I don’t eat a great deal of meat anyway, and only really eat red meat if I’m out. Now I don’t think there’s anything especially wrong with eating meat –particularly if it’s free-range and higher welfare, but we should all be thinking about introducing more grains and pulses into our diets. A trick from my slimmer days was to use half meat/half lentils in loads of dishes. Bolognese, chilli, curry, shepherd’s pie, burgers. Not only is this cheaper, but it bulks your meal out with fibre too. I’ve filled a cupboard with chickpeas, lentils, beans and grains to experiment.

4 Mindful eating

How often do you go to make dinner, and eat while you’re cooking? Case in point. I made my husband a cheese omelette last night and cut off and nibbled chunks of fromage in the process. Before I knew it I’d got through a fair amount, without really thinking about it. A big thing for me this year is to only eat when I’m sitting down to a meal. No hovering in the shadow of the fridge light at bedtime a la Nigella. It’s scary how those stolen bites here and there add up!

5 Eat more fibre

Soluble and insoluble fibre are invaluable for health and I’m guilty of not eating enough – as are many many others. It’s recommended we have about 30g per day by filling up on wholegrains. I’m talking sugar-free cereal, brown rice, brown pasta, porridge, and of course fruit and vegetables. When they were smaller my kids would eat ‘brown’ versions of everything without fuss. Now they’re older there’s a resistance. But in our house you eat what you’re given. Wholewheat pasta it is from now on.
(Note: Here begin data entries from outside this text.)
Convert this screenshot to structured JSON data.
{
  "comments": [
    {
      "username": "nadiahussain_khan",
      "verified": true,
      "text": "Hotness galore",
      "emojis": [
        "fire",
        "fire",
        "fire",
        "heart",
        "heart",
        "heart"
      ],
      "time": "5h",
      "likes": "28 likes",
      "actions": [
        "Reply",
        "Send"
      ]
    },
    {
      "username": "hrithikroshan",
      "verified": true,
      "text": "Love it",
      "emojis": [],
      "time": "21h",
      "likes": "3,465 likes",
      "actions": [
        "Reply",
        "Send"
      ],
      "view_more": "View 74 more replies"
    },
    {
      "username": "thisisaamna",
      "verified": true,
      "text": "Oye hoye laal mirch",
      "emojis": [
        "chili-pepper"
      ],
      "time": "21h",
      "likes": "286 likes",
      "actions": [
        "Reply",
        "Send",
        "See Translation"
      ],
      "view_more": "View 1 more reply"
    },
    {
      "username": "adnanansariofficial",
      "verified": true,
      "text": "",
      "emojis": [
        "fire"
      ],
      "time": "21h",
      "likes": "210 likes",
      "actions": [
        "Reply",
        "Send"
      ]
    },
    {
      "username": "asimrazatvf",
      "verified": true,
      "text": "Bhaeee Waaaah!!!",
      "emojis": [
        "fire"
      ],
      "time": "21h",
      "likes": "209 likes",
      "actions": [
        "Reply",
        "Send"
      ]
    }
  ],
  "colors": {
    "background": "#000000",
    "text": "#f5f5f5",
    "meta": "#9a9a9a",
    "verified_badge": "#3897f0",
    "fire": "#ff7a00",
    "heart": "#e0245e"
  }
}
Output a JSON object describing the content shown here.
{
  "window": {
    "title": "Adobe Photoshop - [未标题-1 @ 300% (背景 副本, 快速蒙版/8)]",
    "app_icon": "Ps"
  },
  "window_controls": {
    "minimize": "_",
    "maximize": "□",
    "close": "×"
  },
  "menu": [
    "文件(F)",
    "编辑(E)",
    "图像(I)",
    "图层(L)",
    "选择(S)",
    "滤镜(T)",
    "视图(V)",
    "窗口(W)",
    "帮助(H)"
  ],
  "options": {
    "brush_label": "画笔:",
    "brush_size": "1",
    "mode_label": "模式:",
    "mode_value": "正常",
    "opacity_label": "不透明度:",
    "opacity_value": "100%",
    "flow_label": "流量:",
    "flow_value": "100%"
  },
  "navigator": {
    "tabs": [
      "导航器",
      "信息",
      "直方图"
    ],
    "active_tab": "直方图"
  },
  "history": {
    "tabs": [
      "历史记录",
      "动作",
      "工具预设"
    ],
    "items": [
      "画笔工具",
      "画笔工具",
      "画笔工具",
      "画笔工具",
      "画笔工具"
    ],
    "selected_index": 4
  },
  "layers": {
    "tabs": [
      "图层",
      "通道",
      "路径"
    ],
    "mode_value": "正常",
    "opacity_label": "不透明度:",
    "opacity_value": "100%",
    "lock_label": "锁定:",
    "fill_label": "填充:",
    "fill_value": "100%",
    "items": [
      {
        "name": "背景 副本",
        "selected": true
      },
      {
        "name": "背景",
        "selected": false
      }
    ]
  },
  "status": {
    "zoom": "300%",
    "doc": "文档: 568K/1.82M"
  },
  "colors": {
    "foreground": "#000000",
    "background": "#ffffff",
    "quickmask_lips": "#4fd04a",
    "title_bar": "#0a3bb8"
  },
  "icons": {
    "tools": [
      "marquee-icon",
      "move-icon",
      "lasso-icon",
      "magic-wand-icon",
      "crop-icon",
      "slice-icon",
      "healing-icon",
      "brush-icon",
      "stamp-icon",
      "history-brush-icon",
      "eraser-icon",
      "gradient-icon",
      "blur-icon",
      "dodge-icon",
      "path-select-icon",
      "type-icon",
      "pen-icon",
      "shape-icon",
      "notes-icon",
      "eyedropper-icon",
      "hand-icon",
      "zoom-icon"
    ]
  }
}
6 I must like yoghurt and low-fat cheese

I don’t do yoghurt. As a child I think I managed to get down those cheapo toffee yoghurts which were probably 80% sugar, but I cannot stomach them as a grown-up. Before Christmas I bought an organic Yeo Valley lemon yoghurt thinking it would illuminate me. Nope. Instead my friends got to see me gagging over the pot in the kitchen. I’m not giving up though. This year I fully intend to try lots of different varieties of low-sugar and fat-free dairy and non-dairy yoghurt. Oh and Quark..which looks like vomit but apparently is high in protein and makes a decent low-fat quiche. Watch this space.

7 Frying in water

When I was around 19 I lost three stone by loosely following the Slimming World plan. One of the biggest changes I made was not frying or baking in oil. I didn’t think it would make a difference. But it did. Now, there are some recipes which cannot be the same without butter or olive oil. Those will continue to be cherished in their original form. But for everyday, bog standard cooking, I’m back to sauteeing in a decent non-stick pan with a splash of water.

8 A little bit of what I fancy

Denial is the worst. Life is here for the living, for the enjoying and cutting out favourite foods is not only completely unconducive to staying on a healthier path for longer, but it’s sinful. Let’s not forget the utter joy of food. But let’s have less of those naughty things every day. I have moved my ‘naughty food’ to an upstairs cupboard and separated it into portions so each night I can go and grab a little something I fancy’. Why the hell not?